Sherer: Mark, we have spoken before about complexity in Doris’ films, with critical attention, analysis and revisionist history aimed her way. Do you think there’s something there or is it all bullshit?

Boswell: I really believe that she was an artist, she wasn’t really making art but she crossed over into all this weird stuff. It was commercialism but the same time it was so eccentric and kind of unique that has an artistic quality. I think when you make some thing like that that is no longer yours it belongs to anybody who watches it. So you can interpret that stuff any kind of the way that you want because of the strength of her personality and the unusual oddities she inserted into the films it doesn’t matter if she consciously did it or not. It’s kind of like Rodney’s film “Room 237”. You can read it anyway you want. What does it mean? Did her films say “I’m a feminist” or not? In a way she was a feminist because she was the only one in that field. She was tough, she was bare knuckled, she would bust balls. I think it’s easy to have a feminist reading of her films especially “Deadly Weapons” or “Double Agent 73”. But with half the stuff in her films, she’d never admit the reason that she did it.

Sherer: I don’t think you can argue that this feminism in her films was commercial, or opportunistic. She was doing this late-’60s early-’70s, before one could argue that the Women’s Liberation Movement had reached critical mass with mainstream media.

Garon: I’m not sure I would call her films feminist, but in a male-dominated industry in a male-dominated time period, she did manage to make more films than Scorsese and Kubrick combined.

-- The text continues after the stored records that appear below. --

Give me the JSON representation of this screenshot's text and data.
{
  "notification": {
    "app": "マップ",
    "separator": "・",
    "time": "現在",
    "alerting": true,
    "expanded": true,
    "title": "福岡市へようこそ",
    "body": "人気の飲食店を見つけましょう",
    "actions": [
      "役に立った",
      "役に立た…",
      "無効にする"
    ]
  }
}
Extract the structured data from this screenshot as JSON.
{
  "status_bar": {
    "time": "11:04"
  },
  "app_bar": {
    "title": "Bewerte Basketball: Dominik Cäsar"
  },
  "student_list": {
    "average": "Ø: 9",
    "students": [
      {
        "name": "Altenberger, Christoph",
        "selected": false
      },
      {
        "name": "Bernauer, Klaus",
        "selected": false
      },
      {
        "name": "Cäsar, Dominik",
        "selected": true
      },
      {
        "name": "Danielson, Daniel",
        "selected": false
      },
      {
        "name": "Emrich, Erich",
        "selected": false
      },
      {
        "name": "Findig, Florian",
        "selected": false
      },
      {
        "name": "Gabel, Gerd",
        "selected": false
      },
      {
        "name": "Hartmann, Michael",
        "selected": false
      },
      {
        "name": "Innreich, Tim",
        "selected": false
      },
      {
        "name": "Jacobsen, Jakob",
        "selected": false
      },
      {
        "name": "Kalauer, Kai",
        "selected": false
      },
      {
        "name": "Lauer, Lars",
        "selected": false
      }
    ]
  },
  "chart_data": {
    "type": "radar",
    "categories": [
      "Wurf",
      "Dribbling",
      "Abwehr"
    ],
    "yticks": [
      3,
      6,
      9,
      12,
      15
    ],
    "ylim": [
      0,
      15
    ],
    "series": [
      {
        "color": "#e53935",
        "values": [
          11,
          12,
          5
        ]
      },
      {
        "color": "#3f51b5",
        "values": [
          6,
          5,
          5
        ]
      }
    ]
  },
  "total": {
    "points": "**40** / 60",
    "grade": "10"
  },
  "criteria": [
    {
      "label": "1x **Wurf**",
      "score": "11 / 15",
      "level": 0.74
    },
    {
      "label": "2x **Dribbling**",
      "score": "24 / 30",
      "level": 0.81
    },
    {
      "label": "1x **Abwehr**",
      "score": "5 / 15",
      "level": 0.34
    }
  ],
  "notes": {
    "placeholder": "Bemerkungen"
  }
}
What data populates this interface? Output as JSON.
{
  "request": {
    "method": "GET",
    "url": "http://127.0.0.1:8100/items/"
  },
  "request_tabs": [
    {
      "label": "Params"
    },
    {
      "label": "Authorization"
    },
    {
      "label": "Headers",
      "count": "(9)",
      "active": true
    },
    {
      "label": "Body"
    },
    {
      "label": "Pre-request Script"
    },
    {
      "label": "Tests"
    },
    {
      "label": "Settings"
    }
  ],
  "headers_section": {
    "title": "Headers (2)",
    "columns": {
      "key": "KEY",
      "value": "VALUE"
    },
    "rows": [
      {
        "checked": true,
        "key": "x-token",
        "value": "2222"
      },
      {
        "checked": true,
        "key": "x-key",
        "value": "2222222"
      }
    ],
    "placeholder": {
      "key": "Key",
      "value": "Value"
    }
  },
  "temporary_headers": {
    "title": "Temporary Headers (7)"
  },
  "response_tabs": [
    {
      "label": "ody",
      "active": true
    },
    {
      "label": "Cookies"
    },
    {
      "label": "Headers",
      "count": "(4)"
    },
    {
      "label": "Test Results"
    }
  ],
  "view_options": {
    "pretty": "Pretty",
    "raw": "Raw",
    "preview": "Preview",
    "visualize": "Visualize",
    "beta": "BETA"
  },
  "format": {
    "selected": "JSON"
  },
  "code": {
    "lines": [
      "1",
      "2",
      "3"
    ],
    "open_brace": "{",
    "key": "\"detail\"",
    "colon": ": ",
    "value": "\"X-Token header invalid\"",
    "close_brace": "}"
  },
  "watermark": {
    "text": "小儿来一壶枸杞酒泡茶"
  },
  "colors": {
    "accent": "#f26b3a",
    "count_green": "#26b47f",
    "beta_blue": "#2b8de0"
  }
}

Boswell: I consider her a feminist before the feminist movement, a feminist by her actions. Look at Margaret Thatcher. She had to be tougher than anybody else in the room and that’s what Doris did. Doris was the same way. She wasn’t copying the way that other people were making their films and I find her films remarkable. Honestly though, there was no gender issue with Doris. Her thought process was simply “How can I make these films sell?”

Barron: As the rediscovery of Doris began -the festival awards, new films, re-releases- she knew how to work it.

Rodney: Oh God, yeah! As they would say in acting school, she had great control of her instrument. She was hilarious and had amazing style, I’m halfway surprised she didn’t jump from that “Conan” bit to a second career as a character actress.

Smith: I was very happy for her when “Late Night with Conan O’Brien” and NPR and Harvard University extended their invitations and accorded their honors. Long overdue, well deserved. The memory of her pluck and indominable resolve is powerfully resonant. She lived FTW to its fullest.


Bill Orcutt interviewed Doris for the great Muckraker Magazine zine in 1997.  (Posted online for the first time.)

“I Edited Dildo Heaven – The Mark Boswell Interview” 2013 print only zine

Keyframe: Doris Wishman, the Mother of Sexploitation